Just how important are UCC standards? Very

With the proliferation of remote access by employees, companies will have to start rethinking the way they approach standards within their UCC strategies.

June 11, 2012

Dean Young, Head of Telecommunication Pre-sales at T-Systems in South Africa

With the proliferation of remote access by employees, companies will have to start rethinking the way they approach standards within their UCC (Unified Communications and Collaboration) strategies. Indeed, crossing the chasm from internal-only UC applications to enabling connectivity across company boundaries, and often to disparate systems, requires a standard means of communication. In addition, accessibility and connectivity are important prerequisites that should not be hampered by vendor lock-in when opening your company to important customers and mobile employees.

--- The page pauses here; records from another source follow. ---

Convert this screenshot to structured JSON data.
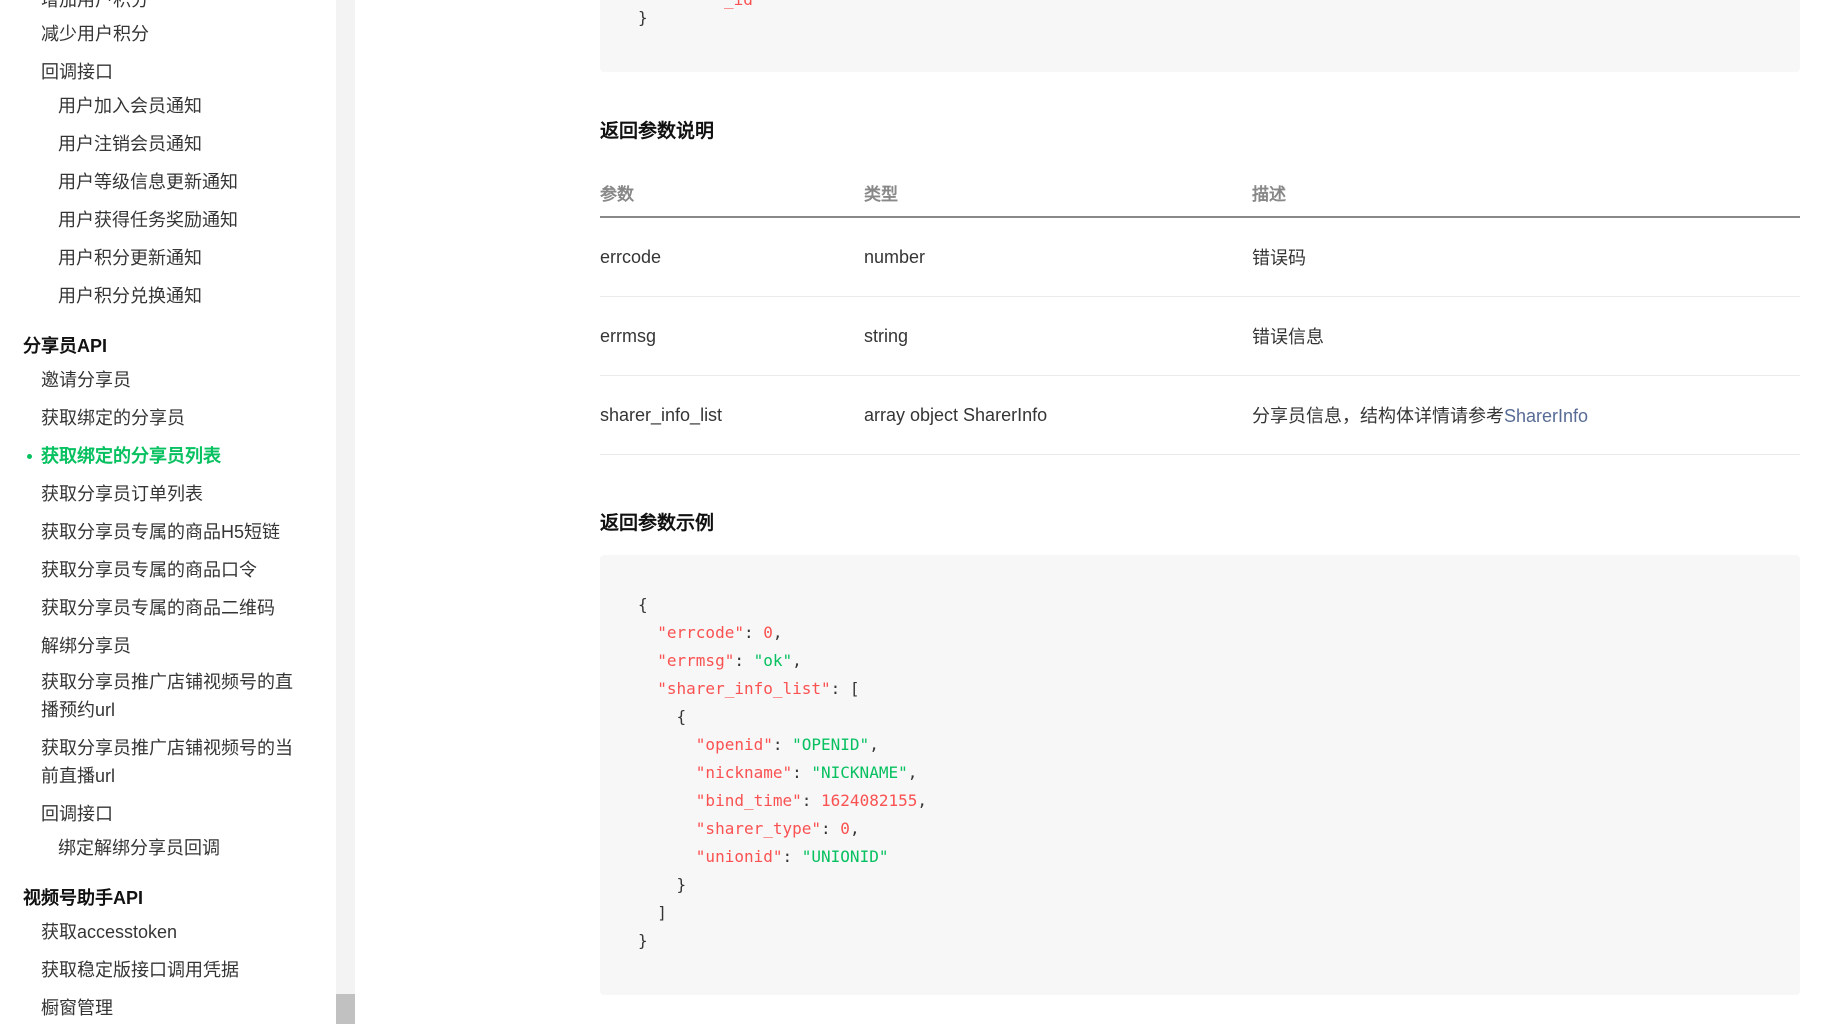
{
  "sidebar": {
    "items_top": [
      {
        "label": "增加用户积分",
        "level": 1
      },
      {
        "label": "减少用户积分",
        "level": 1
      },
      {
        "label": "回调接口",
        "level": 1
      },
      {
        "label": "用户加入会员通知",
        "level": 2
      },
      {
        "label": "用户注销会员通知",
        "level": 2
      },
      {
        "label": "用户等级信息更新通知",
        "level": 2
      },
      {
        "label": "用户获得任务奖励通知",
        "level": 2
      },
      {
        "label": "用户积分更新通知",
        "level": 2
      },
      {
        "label": "用户积分兑换通知",
        "level": 2
      }
    ],
    "section_sharer": "分享员API",
    "sharer_items": [
      "邀请分享员",
      "获取绑定的分享员",
      "获取绑定的分享员列表",
      "获取分享员订单列表",
      "获取分享员专属的商品H5短链",
      "获取分享员专属的商品口令",
      "获取分享员专属的商品二维码",
      "解绑分享员",
      "获取分享员推广店铺视频号的直播预约url",
      "获取分享员推广店铺视频号的当前直播url",
      "回调接口",
      "绑定解绑分享员回调"
    ],
    "section_assistant": "视频号助手API",
    "assistant_items": [
      "获取accesstoken",
      "获取稳定版接口调用凭据",
      "橱窗管理"
    ]
  },
  "main": {
    "return_params_title": "返回参数说明",
    "table": {
      "headers": [
        "参数",
        "类型",
        "描述"
      ],
      "rows": [
        {
          "param": "errcode",
          "type": "number",
          "desc": "错误码"
        },
        {
          "param": "errmsg",
          "type": "string",
          "desc": "错误信息"
        },
        {
          "param": "sharer_info_list",
          "type": "array object SharerInfo",
          "desc": "分享员信息，结构体详情请参考",
          "link": "SharerInfo"
        }
      ]
    },
    "return_example_title": "返回参数示例",
    "code_top_closing": "}",
    "code_top_cut": "_id\"",
    "example": {
      "errcode_key": "\"errcode\"",
      "errcode_val": "0",
      "errmsg_key": "\"errmsg\"",
      "errmsg_val": "\"ok\"",
      "list_key": "\"sharer_info_list\"",
      "openid_key": "\"openid\"",
      "openid_val": "\"OPENID\"",
      "nickname_key": "\"nickname\"",
      "nickname_val": "\"NICKNAME\"",
      "bind_time_key": "\"bind_time\"",
      "bind_time_val": "1624082155",
      "sharer_type_key": "\"sharer_type\"",
      "sharer_type_val": "0",
      "unionid_key": "\"unionid\"",
      "unionid_val": "\"UNIONID\""
    }
  }
}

The reality is standards improve services’ whereas vendor lock-in sees companies losing functionality. In fact it becomes a costly exercise to add customised solutions to your network to ensure that you keep in trend with new devices that enter the market. A service provider will overcome vendor lock-in and ensure that an UCC strategy and resultant implementation meets industry standards and overcomes issues such as integration while harnessing the power of new technologies. A standardised approach future proofs your investment in UCC.

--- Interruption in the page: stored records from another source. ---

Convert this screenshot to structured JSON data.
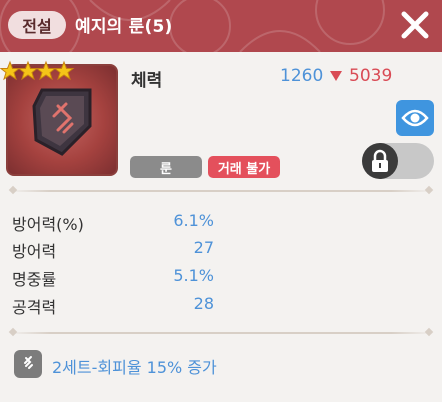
{
  "header": {
    "grade": "전설",
    "title": "예지의 룬(5)"
  },
  "item": {
    "stars": 4,
    "stat_name": "체력",
    "stat_old": "1260",
    "stat_new": "5039",
    "tag_type": "룬",
    "tag_trade": "거래 불가",
    "locked": true
  },
  "stats": [
    {
      "label": "방어력(%)",
      "value": "6.1%"
    },
    {
      "label": "방어력",
      "value": "27"
    },
    {
      "label": "명중률",
      "value": "5.1%"
    },
    {
      "label": "공격력",
      "value": "28"
    }
  ],
  "set_bonus": "2세트-회피율 15% 증가",
  "colors": {
    "header_bg": "#b0484e",
    "accent_blue": "#4e92d8",
    "accent_red": "#d94b55",
    "star": "#f5c518"
  },
  "icons": {
    "close": "close-icon",
    "eye": "eye-icon",
    "lock": "lock-icon",
    "set": "rune-set-icon"
  }
}
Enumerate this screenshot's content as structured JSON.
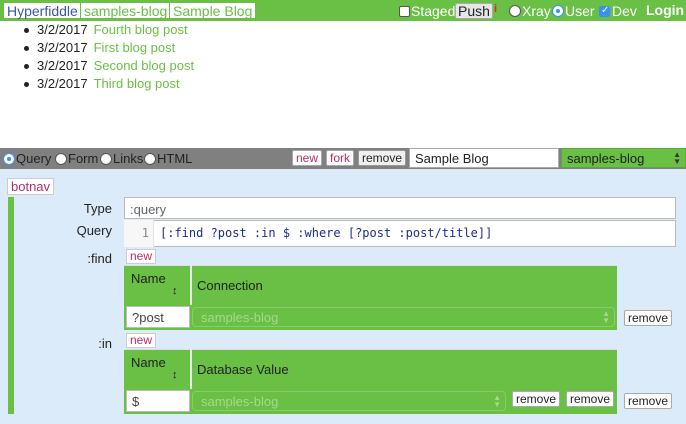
{
  "topbar": {
    "breadcrumbs": [
      "Hyperfiddle",
      "samples-blog",
      "Sample Blog"
    ],
    "staged_label": "Staged",
    "push_label": "Push",
    "info_glyph": "i",
    "xray_label": "Xray",
    "user_label": "User",
    "dev_label": "Dev",
    "login_label": "Login",
    "staged_checked": false,
    "dev_checked": true,
    "mode_selected": "User"
  },
  "posts": [
    {
      "date": "3/2/2017",
      "title": "Fourth blog post"
    },
    {
      "date": "3/2/2017",
      "title": "First blog post"
    },
    {
      "date": "3/2/2017",
      "title": "Second blog post"
    },
    {
      "date": "3/2/2017",
      "title": "Third blog post"
    }
  ],
  "editor": {
    "modes": [
      "Query",
      "Form",
      "Links",
      "HTML"
    ],
    "mode_selected": "Query",
    "new_label": "new",
    "fork_label": "fork",
    "remove_label": "remove",
    "fiddle_name": "Sample Blog",
    "connection": "samples-blog",
    "botnav_label": "botnav",
    "type_label": "Type",
    "type_value": ":query",
    "query_label": "Query",
    "query_line_number": "1",
    "query_code": "[:find ?post :in $ :where [?post :post/title]]",
    "find_label": ":find",
    "find_new_label": "new",
    "find_table": {
      "col_name": "Name",
      "col_value": "Connection",
      "sort_glyph": "↕",
      "rows": [
        {
          "name": "?post",
          "value": "samples-blog",
          "remove": "remove"
        }
      ]
    },
    "in_label": ":in",
    "in_new_label": "new",
    "in_table": {
      "col_name": "Name",
      "col_value": "Database Value",
      "sort_glyph": "↕",
      "rows": [
        {
          "name": "$",
          "value": "samples-blog",
          "remove1": "remove",
          "remove2": "remove",
          "remove3": "remove"
        }
      ]
    }
  }
}
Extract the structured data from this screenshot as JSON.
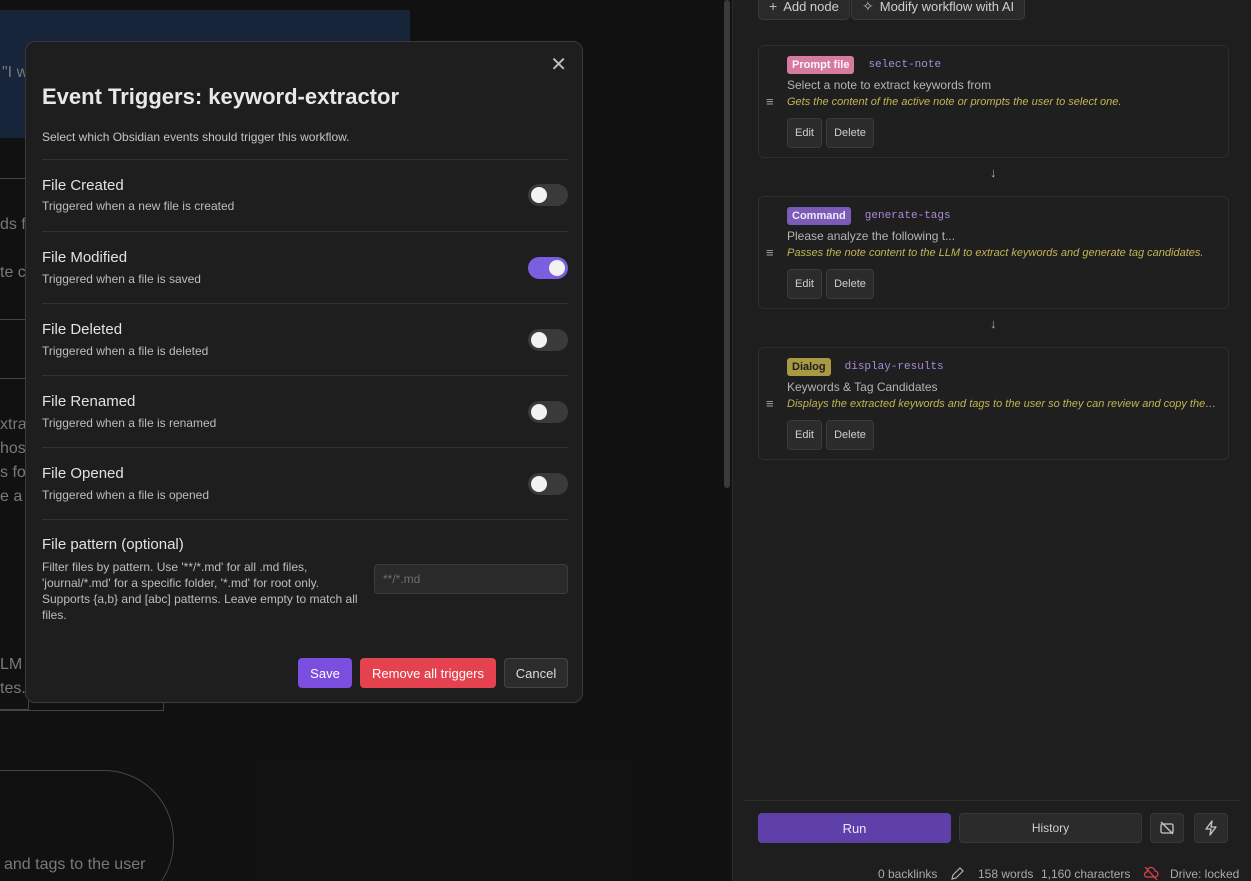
{
  "background": {
    "fragments": [
      "\"I w",
      "ds f",
      "te c",
      "xtra",
      "hos",
      "s for",
      "e a b",
      "LM",
      "tes.",
      "and tags to the user"
    ]
  },
  "workflow": {
    "add_node": "Add node",
    "modify_ai": "Modify workflow with AI",
    "nodes": [
      {
        "type": "Prompt file",
        "id": "select-note",
        "title": "Select a note to extract keywords from",
        "description": "Gets the content of the active note or prompts the user to select one.",
        "edit": "Edit",
        "delete": "Delete"
      },
      {
        "type": "Command",
        "id": "generate-tags",
        "title": "Please analyze the following t...",
        "description": "Passes the note content to the LLM to extract keywords and generate tag candidates.",
        "edit": "Edit",
        "delete": "Delete"
      },
      {
        "type": "Dialog",
        "id": "display-results",
        "title": "Keywords & Tag Candidates",
        "description": "Displays the extracted keywords and tags to the user so they can review and copy them.",
        "edit": "Edit",
        "delete": "Delete"
      }
    ],
    "arrow": "↓",
    "run": "Run",
    "history": "History"
  },
  "status_bar": {
    "backlinks": "0 backlinks",
    "words": "158 words",
    "characters": "1,160 characters",
    "drive": "Drive: locked"
  },
  "modal": {
    "title": "Event Triggers: keyword-extractor",
    "subtitle": "Select which Obsidian events should trigger this workflow.",
    "triggers": [
      {
        "name": "File Created",
        "desc": "Triggered when a new file is created",
        "enabled": false
      },
      {
        "name": "File Modified",
        "desc": "Triggered when a file is saved",
        "enabled": true
      },
      {
        "name": "File Deleted",
        "desc": "Triggered when a file is deleted",
        "enabled": false
      },
      {
        "name": "File Renamed",
        "desc": "Triggered when a file is renamed",
        "enabled": false
      },
      {
        "name": "File Opened",
        "desc": "Triggered when a file is opened",
        "enabled": false
      }
    ],
    "pattern": {
      "title": "File pattern (optional)",
      "desc": "Filter files by pattern. Use '**/*.md' for all .md files, 'journal/*.md' for a specific folder, '*.md' for root only. Supports {a,b} and [abc] patterns. Leave empty to match all files.",
      "placeholder": "**/*.md",
      "value": ""
    },
    "save": "Save",
    "remove": "Remove all triggers",
    "cancel": "Cancel"
  },
  "icons": {
    "close": "close-icon",
    "drag": "drag-handle-icon",
    "sparkle": "sparkle-icon",
    "plus": "plus-icon",
    "pencil": "pencil-icon",
    "sync_off": "sync-off-icon",
    "lightning": "lightning-icon",
    "no_camera": "camera-off-icon"
  },
  "colors": {
    "accent": "#7c4ee0",
    "danger": "#e5424f",
    "run": "#5f3fa8",
    "prompt_badge": "#d57ba0",
    "command_badge": "#7c5bb6",
    "dialog_badge": "#a89a45",
    "node_desc": "#c3b454",
    "node_id": "#a88cd8"
  }
}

The standards

With all of this said, what are the main standards and how do they contribute to an environment that extends beyond the firewall? Many are familiar with SIP (Session Initiation Protocol); however, it is not the silver bullet to companies’ UCC standards woes. For example, SIP merely defines a signaling standard; negotiation of actual codes, security/encryption and management still requires underlying interoperable standards such as H.264 for video encapsulation or G.711 for audio. IT integrators should therefore start familiarising themselves with standards such as: Extensible Messaging and Presence Protocol (XMPP)

SIPconnect 1.1; and Telepresence Interoperability Protocol (TIP). Each plays an important role in delivering a standardised and important customer-centric approach to UCC.

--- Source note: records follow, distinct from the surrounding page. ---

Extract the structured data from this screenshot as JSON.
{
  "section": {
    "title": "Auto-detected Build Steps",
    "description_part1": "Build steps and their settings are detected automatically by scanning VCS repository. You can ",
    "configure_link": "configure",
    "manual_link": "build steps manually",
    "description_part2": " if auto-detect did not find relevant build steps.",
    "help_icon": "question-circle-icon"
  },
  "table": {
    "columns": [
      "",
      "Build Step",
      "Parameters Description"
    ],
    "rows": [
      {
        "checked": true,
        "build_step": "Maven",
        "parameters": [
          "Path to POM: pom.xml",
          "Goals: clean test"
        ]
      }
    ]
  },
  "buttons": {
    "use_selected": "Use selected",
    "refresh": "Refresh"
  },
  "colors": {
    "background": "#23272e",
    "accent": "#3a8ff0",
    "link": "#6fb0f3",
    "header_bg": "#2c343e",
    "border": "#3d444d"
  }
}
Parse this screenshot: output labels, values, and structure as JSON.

XMPP – the interoperability must-have

XMPP is a well-established UC protocol and was initially developed to support the Jabber open source instant messaging (IM) project years ago. The standard was basically reborn from the ashes as a result of support from giants such as Google. However, the main reason for resurrection has been the simplicity and extensibility of the XML-based development. XMPP offers strong interoperability features and allows companies to, with relative ease, extend messaging protocols into other business applications. Furthermore, almost all of the major smart mobile offerings such as iPads and Android-based devices offers support for XMPP which is a major plus when opening up your infrastructure to remote workers and clients.

SIPconnect 1.1 – non negotiable

The SIP Forum developed SIPconnect to enable SIP trunking service providers and IP telephony system vendors to standardise interconnections, hopefully avoiding interoperability problems that have plagued many early SIP trunking implementations. For example, SIPconnect 1.1 provides a more tightly configured set of guidelines for seamless interoperability between SIP-enabled IP-PBXs and service provider networks, including cable operators. In this light, companies should ensure that their service provider partner offers SIPconnect 1.1 as part of their solution. More practically, for end users in the small business or large enterprise, SIPconnect eliminates, or greatly reduces, the need for a costly gateway at the end user’s site.  In addition, new features from the service provider or the IP PBX vendor will be delivered more quickly. Also stay abreast of the results of the SIP Forum’s SIP it interoperability events in which vendors and service providers test interoperability for SIP-based services including voice and video.

TIP

TIP is designed to standardise immersive telepresence interoperability across vendor platforms, accounting for features including directional audio and active speaker screen switching. The standard essentially focuses on improving the interoperability of high-end video conferencing systems that implement TIP and offers the following additional benefits:

  • New telepresence solutions integrate seamlessly current equipment
  • Keep existing features and benefits of current equipment during integration
  • Uses the advantages of open standards to achieve any-to-any interoperability with high-definition and standard videoconferencing systems

Initially owned by Cisco, TIP is operated by the International Multimedia Telecommunications Consortium (IMTC) which improves protocol specifications as needed, oversees open source project management, facilitates distribution TIP members’ implementation profiles, and develops plans for and conducts interoperability testing at IMTC testing events. If you look at the above three standards there is one feature that stands above the rest: interoperability.  Interoperability is critical to the implementation of any UCC infrastructure as it allows organisations to grow their investment in technology and ensure that it offers all the features and more to allow for communications and collaboration. ICT service provider knows how to deliver an communication infrastructure from point A to B while ensuring full integration with its telecommunications environment and IT applications needed to realise an optimally functioning UCC solution.